Algae Virus Found in Humans
There are more microorganisms in and on a “person” than there are “human cells.” Along with a few pounds of bacteria — trillions of microbes — an even larger number of viruses live in and on the human body. Some of which change the way we think and feel, and even the way we interact with others.
A group of scientists from Johns Hopkins and the University of Nebraska have discovered a new virus that is living in the mouths and throats of people participating in a study. While in itself not so noteworthy, but the fact that it was thought that it could only affect algae makes it interesting.

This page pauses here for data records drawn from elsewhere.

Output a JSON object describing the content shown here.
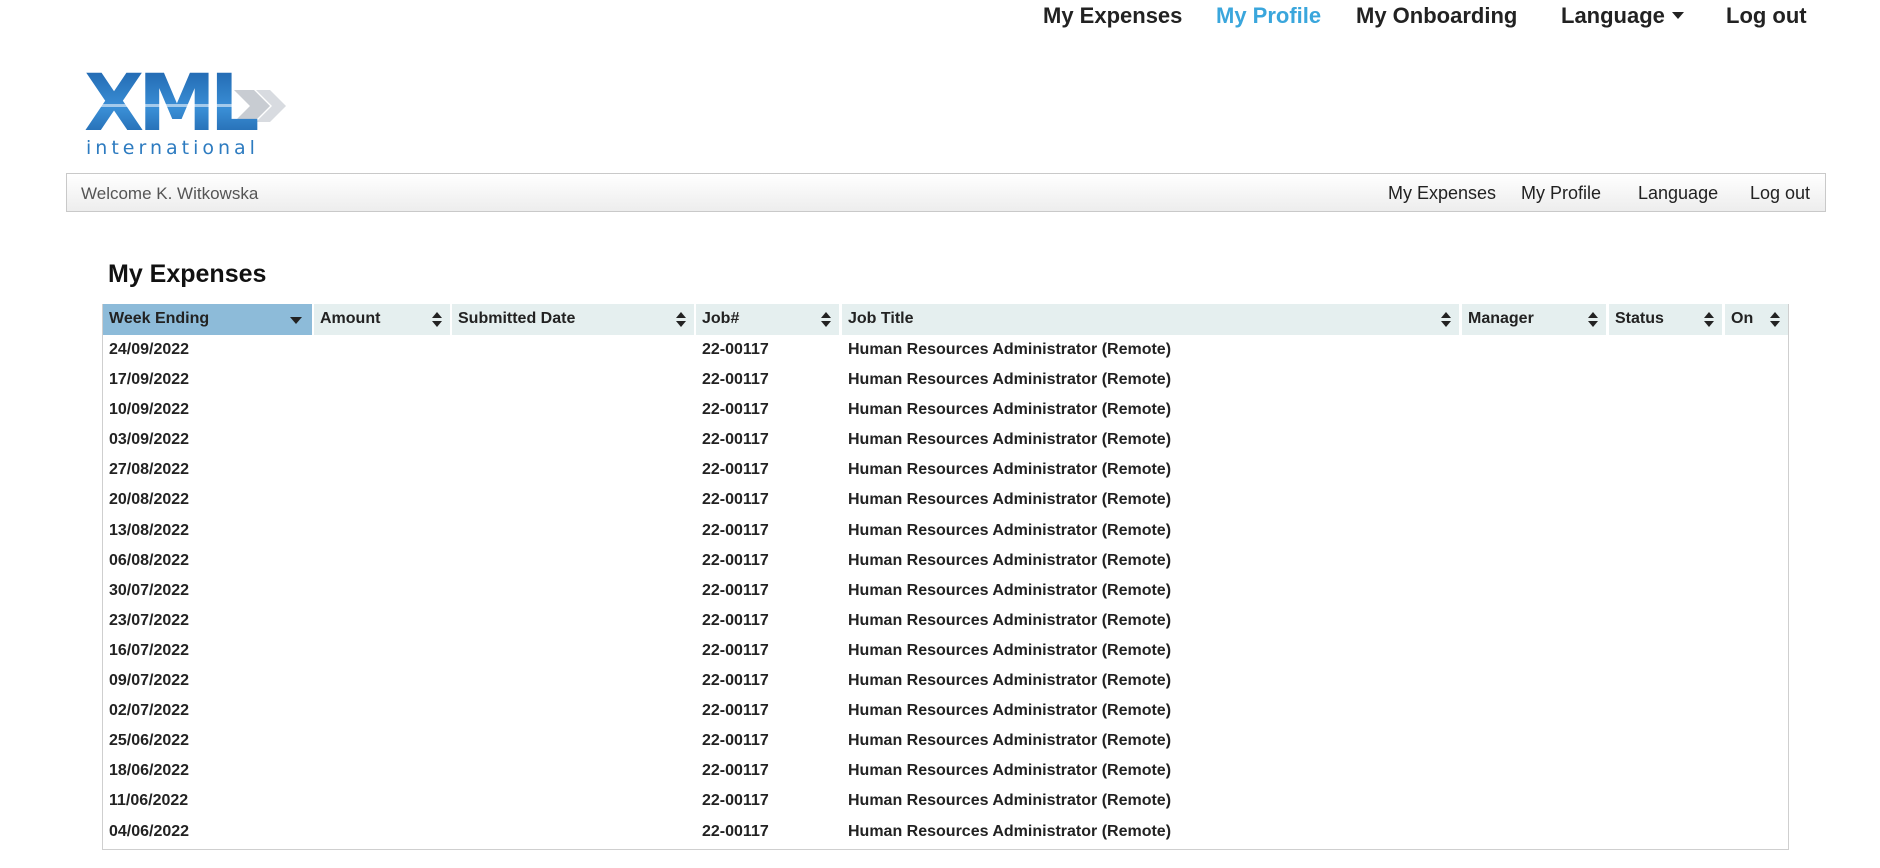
{
  "top_nav": {
    "my_expenses": "My Expenses",
    "my_profile": "My Profile",
    "my_onboarding": "My Onboarding",
    "language": "Language",
    "log_out": "Log out"
  },
  "logo": {
    "main": "XML",
    "sub": "international"
  },
  "welcome_bar": {
    "welcome": "Welcome K. Witkowska",
    "links": {
      "my_expenses": "My Expenses",
      "my_profile": "My Profile",
      "language": "Language",
      "log_out": "Log out"
    }
  },
  "page": {
    "title": "My Expenses"
  },
  "table": {
    "columns": {
      "week_ending": "Week Ending",
      "amount": "Amount",
      "submitted_date": "Submitted Date",
      "job_no": "Job#",
      "job_title": "Job Title",
      "manager": "Manager",
      "status": "Status",
      "on": "On"
    },
    "rows": [
      {
        "week": "24/09/2022",
        "job": "22-00117",
        "title": "Human Resources Administrator (Remote)"
      },
      {
        "week": "17/09/2022",
        "job": "22-00117",
        "title": "Human Resources Administrator (Remote)"
      },
      {
        "week": "10/09/2022",
        "job": "22-00117",
        "title": "Human Resources Administrator (Remote)"
      },
      {
        "week": "03/09/2022",
        "job": "22-00117",
        "title": "Human Resources Administrator (Remote)"
      },
      {
        "week": "27/08/2022",
        "job": "22-00117",
        "title": "Human Resources Administrator (Remote)"
      },
      {
        "week": "20/08/2022",
        "job": "22-00117",
        "title": "Human Resources Administrator (Remote)"
      },
      {
        "week": "13/08/2022",
        "job": "22-00117",
        "title": "Human Resources Administrator (Remote)"
      },
      {
        "week": "06/08/2022",
        "job": "22-00117",
        "title": "Human Resources Administrator (Remote)"
      },
      {
        "week": "30/07/2022",
        "job": "22-00117",
        "title": "Human Resources Administrator (Remote)"
      },
      {
        "week": "23/07/2022",
        "job": "22-00117",
        "title": "Human Resources Administrator (Remote)"
      },
      {
        "week": "16/07/2022",
        "job": "22-00117",
        "title": "Human Resources Administrator (Remote)"
      },
      {
        "week": "09/07/2022",
        "job": "22-00117",
        "title": "Human Resources Administrator (Remote)"
      },
      {
        "week": "02/07/2022",
        "job": "22-00117",
        "title": "Human Resources Administrator (Remote)"
      },
      {
        "week": "25/06/2022",
        "job": "22-00117",
        "title": "Human Resources Administrator (Remote)"
      },
      {
        "week": "18/06/2022",
        "job": "22-00117",
        "title": "Human Resources Administrator (Remote)"
      },
      {
        "week": "11/06/2022",
        "job": "22-00117",
        "title": "Human Resources Administrator (Remote)"
      },
      {
        "week": "04/06/2022",
        "job": "22-00117",
        "title": "Human Resources Administrator (Remote)"
      }
    ]
  },
  "colors": {
    "accent": "#3aa6dc",
    "sorted_header": "#8dbbd9",
    "header": "#e5efef"
  },
  "icons": {
    "sort": "sort-icon",
    "sort_desc": "sort-desc-icon",
    "dropdown": "caret-down-icon"
  }
}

While conducting a separate experiment, the scientists found the virus living in 40% of a small number of people tested. The virus, called ATCV-1, is a chlorovirus, a family of viruses that infect plants. This virus affects algae in lakes all over the world. As far as researchers knew before this, viruses like this very rarely cross from one kingdom like plants to another, like animals. And even when they do, it’s more likely that they would go from plants to some type of invertebrate, not all the way to a complex animal like a human.
The original study included cognitive tests; the scientists compared the data and saw that people with the virus living in their throats processed visual information about 10% slower than people without the virus. To further test the virus, mice were injected with ATCV-1 and took 10% longer to navigate a maze and spent 20% less time exploring new environments. The infected mice also showed more than 1,000 gene changes in the parts of the brain that are usually considered essential for memory and learning.
Interesting note: the group of people tested was from Baltimore.